Densitometry is a medical examination method, which aims to measure the bone density and the densitometers are frequently used by osteologists.


The densitometer evaluates bone density, which is abbreviated as BMD (bone mineral density). Some densitometric machines operate on principle of ultrasound, but the majority functions on the principle of X-ray. The patient lies on an examination pad and the device scans the bones. The bone mass poses a certain resistance to X-ray radiation. The rays are more absorbed by tissue containing more minerals. The resulting images are evaluated by a scoring system that compares the outcome to bone density in healthy individuals of a given age and sex. The entire test takes only a few minutes.

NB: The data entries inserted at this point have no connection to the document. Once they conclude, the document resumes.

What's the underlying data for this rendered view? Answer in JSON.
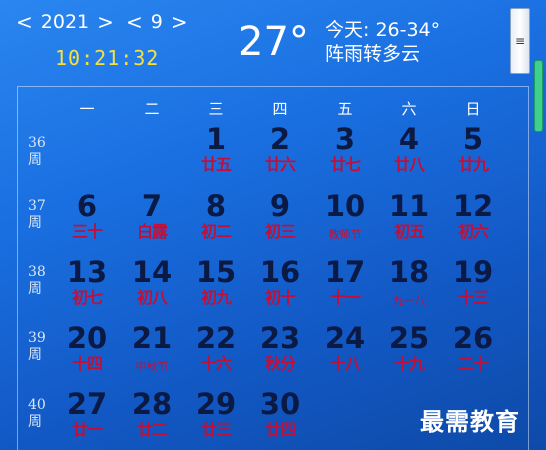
{
  "header": {
    "year_prev": "<",
    "year": "2021",
    "year_next": ">",
    "month_prev": "<",
    "month": "9",
    "month_next": ">",
    "time": "10:21:32",
    "temperature": "27°",
    "today_range": "今天: 26-34°",
    "condition": "阵雨转多云",
    "menu_icon": "≡"
  },
  "weekdays": [
    "一",
    "二",
    "三",
    "四",
    "五",
    "六",
    "日"
  ],
  "weeks": [
    {
      "num": "36",
      "label": "周"
    },
    {
      "num": "37",
      "label": "周"
    },
    {
      "num": "38",
      "label": "周"
    },
    {
      "num": "39",
      "label": "周"
    },
    {
      "num": "40",
      "label": "周"
    }
  ],
  "days": [
    {
      "day": "1",
      "lunar": "廿五"
    },
    {
      "day": "2",
      "lunar": "廿六"
    },
    {
      "day": "3",
      "lunar": "廿七"
    },
    {
      "day": "4",
      "lunar": "廿八"
    },
    {
      "day": "5",
      "lunar": "廿九"
    },
    {
      "day": "6",
      "lunar": "三十"
    },
    {
      "day": "7",
      "lunar": "白露"
    },
    {
      "day": "8",
      "lunar": "初二"
    },
    {
      "day": "9",
      "lunar": "初三"
    },
    {
      "day": "10",
      "lunar": "教师节",
      "small": true
    },
    {
      "day": "11",
      "lunar": "初五"
    },
    {
      "day": "12",
      "lunar": "初六"
    },
    {
      "day": "13",
      "lunar": "初七"
    },
    {
      "day": "14",
      "lunar": "初八"
    },
    {
      "day": "15",
      "lunar": "初九"
    },
    {
      "day": "16",
      "lunar": "初十"
    },
    {
      "day": "17",
      "lunar": "十一"
    },
    {
      "day": "18",
      "lunar": "九一八",
      "small": true
    },
    {
      "day": "19",
      "lunar": "十三"
    },
    {
      "day": "20",
      "lunar": "十四"
    },
    {
      "day": "21",
      "lunar": "中秋节",
      "small": true
    },
    {
      "day": "22",
      "lunar": "十六"
    },
    {
      "day": "23",
      "lunar": "秋分"
    },
    {
      "day": "24",
      "lunar": "十八"
    },
    {
      "day": "25",
      "lunar": "十九"
    },
    {
      "day": "26",
      "lunar": "二十"
    },
    {
      "day": "27",
      "lunar": "廿一"
    },
    {
      "day": "28",
      "lunar": "廿二"
    },
    {
      "day": "29",
      "lunar": "廿三"
    },
    {
      "day": "30",
      "lunar": "廿四"
    }
  ],
  "first_weekday_index": 2,
  "watermark": "最需教育",
  "colors": {
    "day_number": "#0a1a44",
    "lunar_text": "#c0103a",
    "time_text": "#f7e23c",
    "scroll_thumb": "#3fcf8e"
  }
}
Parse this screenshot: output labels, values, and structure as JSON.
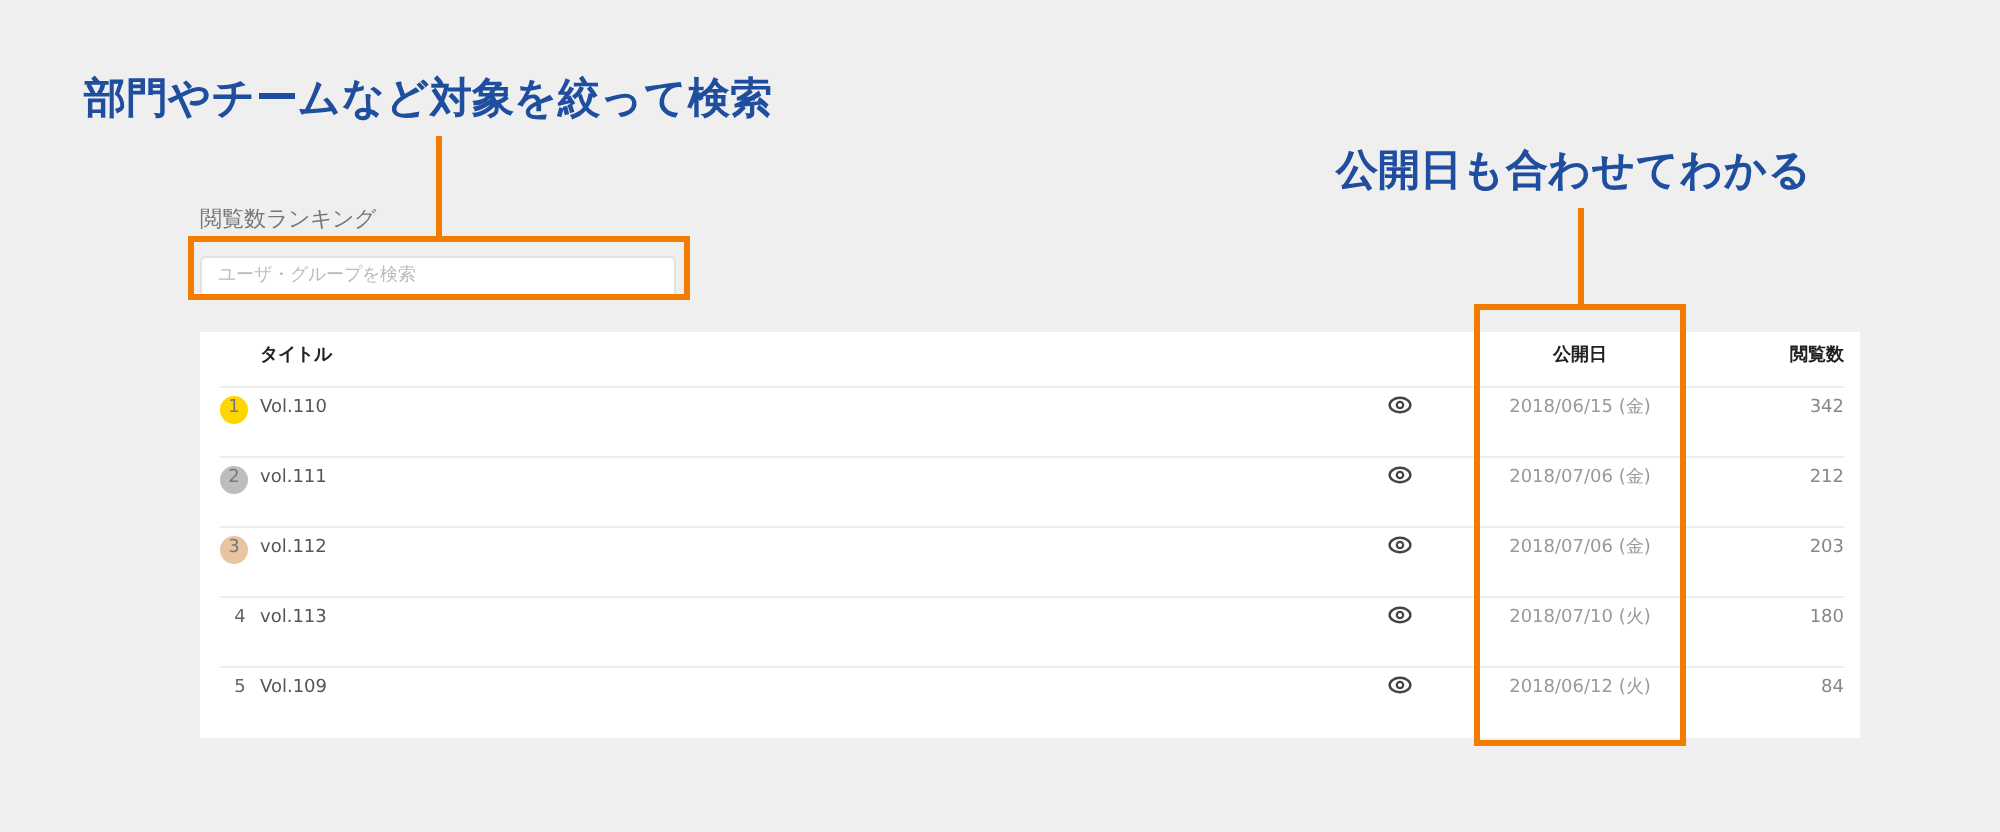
{
  "annotations": [
    {
      "text": "部門やチームなど対象を絞って検索"
    },
    {
      "text": "公開日も合わせてわかる"
    }
  ],
  "ranking": {
    "title": "閲覧数ランキング",
    "search": {
      "placeholder": "ユーザ・グループを検索"
    },
    "columns": [
      "タイトル",
      "公開日",
      "閲覧数"
    ],
    "rows": [
      {
        "rank": "1",
        "color": "#ffd700",
        "title": "Vol.110",
        "date": "2018/06/15 (金)",
        "views": "342"
      },
      {
        "rank": "2",
        "color": "#bdbdbd",
        "title": "vol.111",
        "date": "2018/07/06 (金)",
        "views": "212"
      },
      {
        "rank": "3",
        "color": "#e8c4a0",
        "title": "vol.112",
        "date": "2018/07/06 (金)",
        "views": "203"
      },
      {
        "rank": "4",
        "title": "vol.113",
        "date": "2018/07/10 (火)",
        "views": "180"
      },
      {
        "rank": "5",
        "title": "Vol.109",
        "date": "2018/06/12 (火)",
        "views": "84"
      }
    ]
  }
}
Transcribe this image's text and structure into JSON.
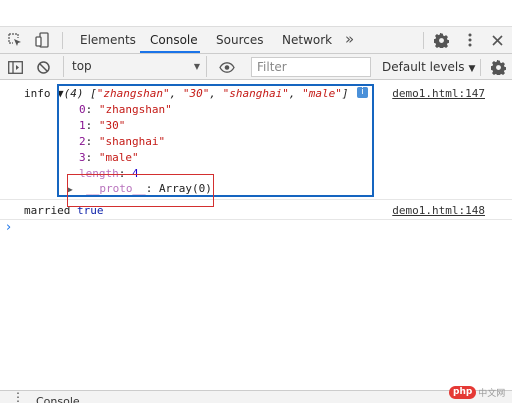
{
  "toolbar": {
    "tabs": [
      "Elements",
      "Console",
      "Sources",
      "Network"
    ],
    "more_label": "»"
  },
  "filterbar": {
    "context": "top",
    "filter_placeholder": "Filter",
    "levels_label": "Default levels"
  },
  "console": {
    "messages": [
      {
        "label": "info",
        "source": "demo1.html:147",
        "summary": {
          "count": "(4)",
          "items": [
            "\"zhangshan\"",
            "\"30\"",
            "\"shanghai\"",
            "\"male\""
          ]
        },
        "entries": [
          {
            "key": "0",
            "value": "\"zhangshan\""
          },
          {
            "key": "1",
            "value": "\"30\""
          },
          {
            "key": "2",
            "value": "\"shanghai\""
          },
          {
            "key": "3",
            "value": "\"male\""
          }
        ],
        "length_key": "length",
        "length_value": "4",
        "proto_key": "__proto__",
        "proto_value": "Array(0)"
      },
      {
        "label": "married",
        "value": "true",
        "source": "demo1.html:148"
      }
    ],
    "prompt_symbol": "›"
  },
  "drawer": {
    "tab_label": "Console"
  },
  "watermark": {
    "badge": "php",
    "text": "中文网"
  },
  "colors": {
    "accent": "#1a73e8",
    "highlight_box": "#1565c0",
    "annotation_box": "#d32f2f",
    "string": "#c41a16",
    "key": "#881391",
    "number": "#1c00cf"
  }
}
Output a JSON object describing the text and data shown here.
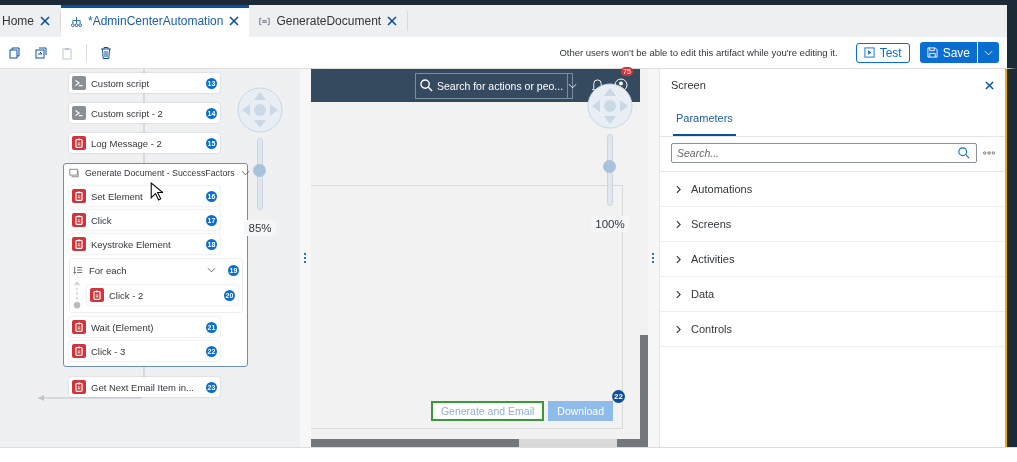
{
  "tabs": [
    {
      "label": "Home",
      "kind": "plain",
      "selected": false
    },
    {
      "label": "*AdminCenterAutomation",
      "kind": "flow",
      "selected": true
    },
    {
      "label": "GenerateDocument",
      "kind": "screen",
      "selected": false
    }
  ],
  "toolbar": {
    "tools": [
      {
        "kind": "copy",
        "disabled": false
      },
      {
        "kind": "paste-in",
        "disabled": false
      },
      {
        "kind": "paste",
        "disabled": true
      },
      {
        "kind": "delete",
        "disabled": false
      }
    ],
    "notice": "Other users won't be able to edit this artifact while you're editing it.",
    "test_label": "Test",
    "save_label": "Save"
  },
  "canvas": {
    "steps": [
      {
        "kind": "script",
        "label": "Custom script",
        "number": "13"
      },
      {
        "kind": "script",
        "label": "Custom script - 2",
        "number": "14"
      },
      {
        "kind": "activity",
        "label": "Log Message - 2",
        "number": "15"
      },
      {
        "kind": "group",
        "label": "Generate Document - SuccessFactors",
        "expanded": true,
        "children": [
          {
            "kind": "activity",
            "label": "Set Element",
            "number": "16"
          },
          {
            "kind": "activity",
            "label": "Click",
            "number": "17"
          },
          {
            "kind": "activity",
            "label": "Keystroke Element",
            "number": "18"
          },
          {
            "kind": "loop",
            "label": "For each",
            "number": "19",
            "expanded": true,
            "children": [
              {
                "kind": "activity",
                "label": "Click - 2",
                "number": "20"
              }
            ]
          },
          {
            "kind": "activity",
            "label": "Wait (Element)",
            "number": "21"
          },
          {
            "kind": "activity",
            "label": "Click - 3",
            "number": "22"
          }
        ]
      },
      {
        "kind": "activity",
        "label": "Get Next Email Item in...",
        "number": "23"
      }
    ],
    "zoom": {
      "level": 0.55,
      "reading": "85%"
    }
  },
  "preview": {
    "search_placeholder": "Search for actions or peo...",
    "notification_count": "75",
    "zoom": {
      "level": 0.55,
      "reading": "100%"
    },
    "buttons": [
      {
        "label": "Generate and Email",
        "selected": true
      },
      {
        "label": "Download",
        "selected": false
      }
    ],
    "step_badge": "22"
  },
  "panel": {
    "title": "Screen",
    "tabs": [
      {
        "label": "Parameters",
        "selected": true
      }
    ],
    "search_placeholder": "Search...",
    "sections": [
      {
        "label": "Automations",
        "expanded": false
      },
      {
        "label": "Screens",
        "expanded": false
      },
      {
        "label": "Activities",
        "expanded": false
      },
      {
        "label": "Data",
        "expanded": false
      },
      {
        "label": "Controls",
        "expanded": false
      }
    ]
  }
}
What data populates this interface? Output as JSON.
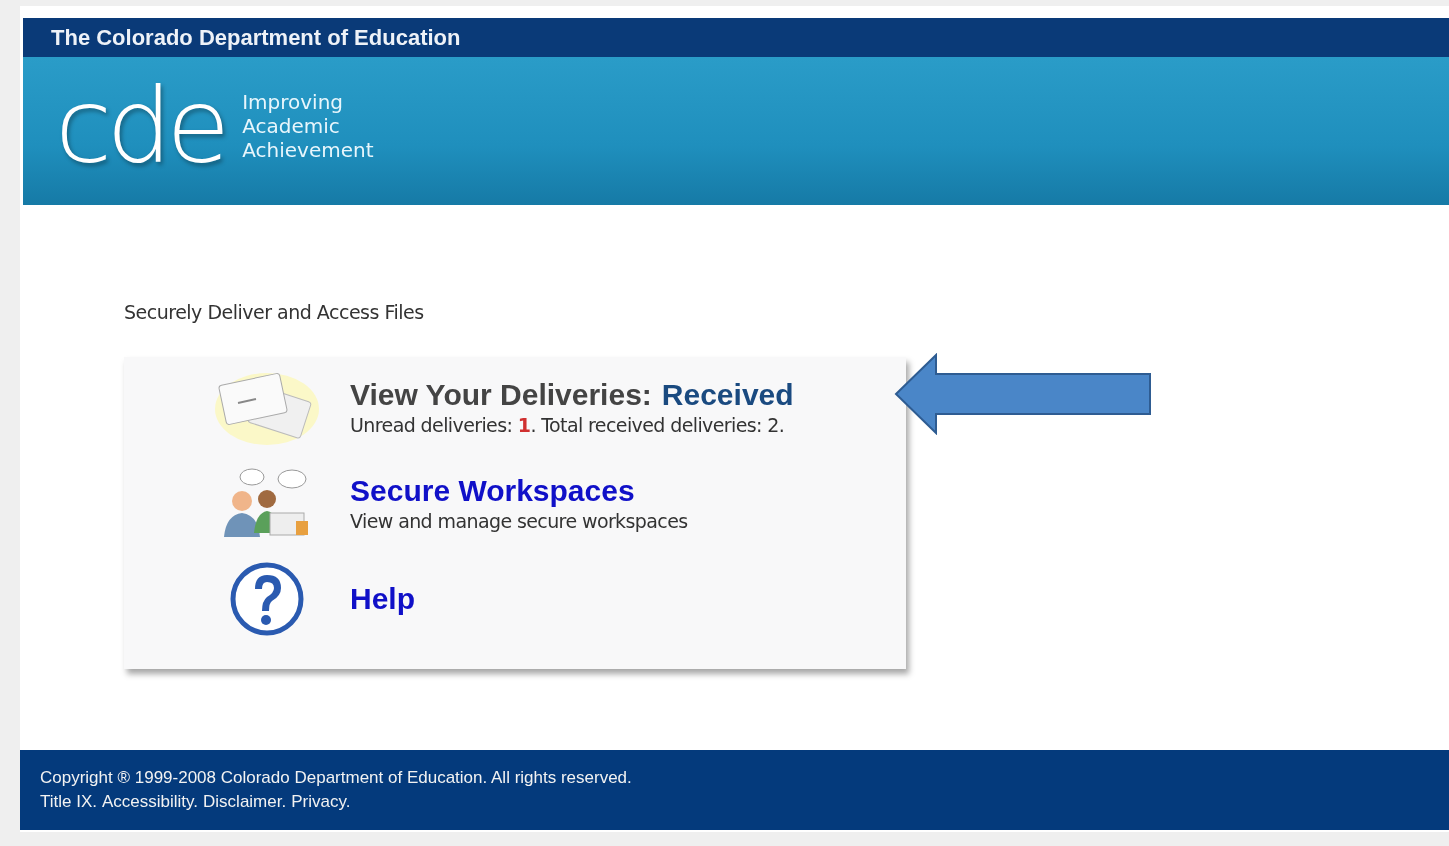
{
  "header": {
    "title": "The Colorado Department of Education",
    "logo": "cde",
    "tagline": [
      "Improving",
      "Academic",
      "Achievement"
    ]
  },
  "intro": "Securely Deliver and Access Files",
  "items": [
    {
      "kind": "deliveries",
      "title": "View Your Deliveries:",
      "link": "Received",
      "description": "Unread deliveries: **1**. Total received deliveries: 2."
    },
    {
      "kind": "workspaces",
      "link": "Secure Workspaces",
      "description": "View and manage secure workspaces"
    },
    {
      "kind": "help",
      "link": "Help"
    }
  ],
  "footer": {
    "copyright": "Copyright ® 1999-2008 Colorado Department of Education. All rights reserved.",
    "links": [
      "Title IX.",
      "Accessibility.",
      "Disclaimer.",
      "Privacy."
    ]
  }
}
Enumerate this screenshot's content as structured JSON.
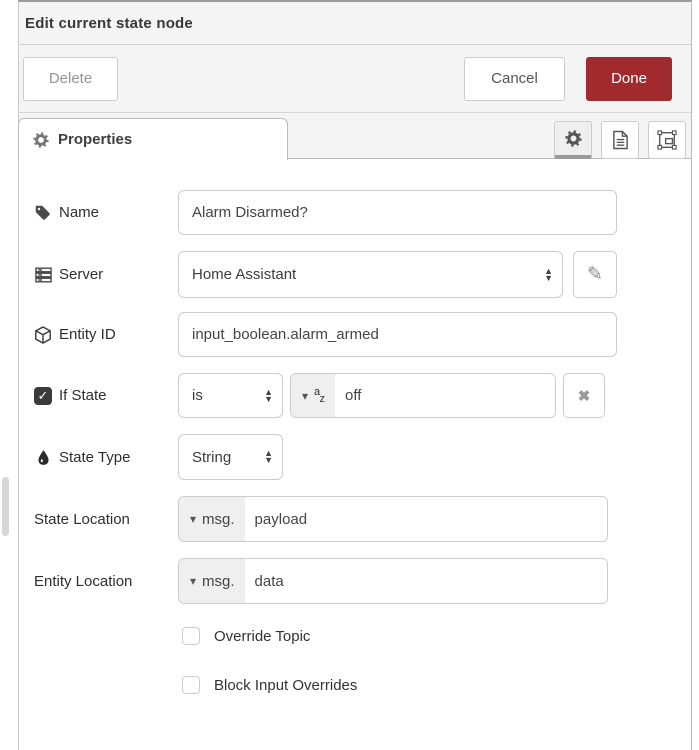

Densitometry can be performed without any special preparation. The patient does not need to fast or take any special medications before the examination.


The examination is indicated in people who have risk factors of osteoporosis, or who are already suffering from this disease. The osteoporosis is a significant threat to older people, postmenopausal women, patients with certain hormonal disorders and any states leading to malabsorption of nutrients (including calcium). Very special subgroups of examined patients are castrated men due to hormonal changes that increase the bone demineralization. The castration may be performed as part of therapy of prostate cancer and in some countries; it is also a therapeutic method of male sexual deviants.


X-ray densitometers expose the examined person to radiation. However, the dose is minimal and the densitometry does not need to be frequently repeated.


The examination is quick, painless and relatively commonly available test that provides valuable information about the bone mass and treatment of osteoporosis.


Jiri Stefanek, MD  Author of texts: Jiri Stefanek, MD
 Sources: basic text sources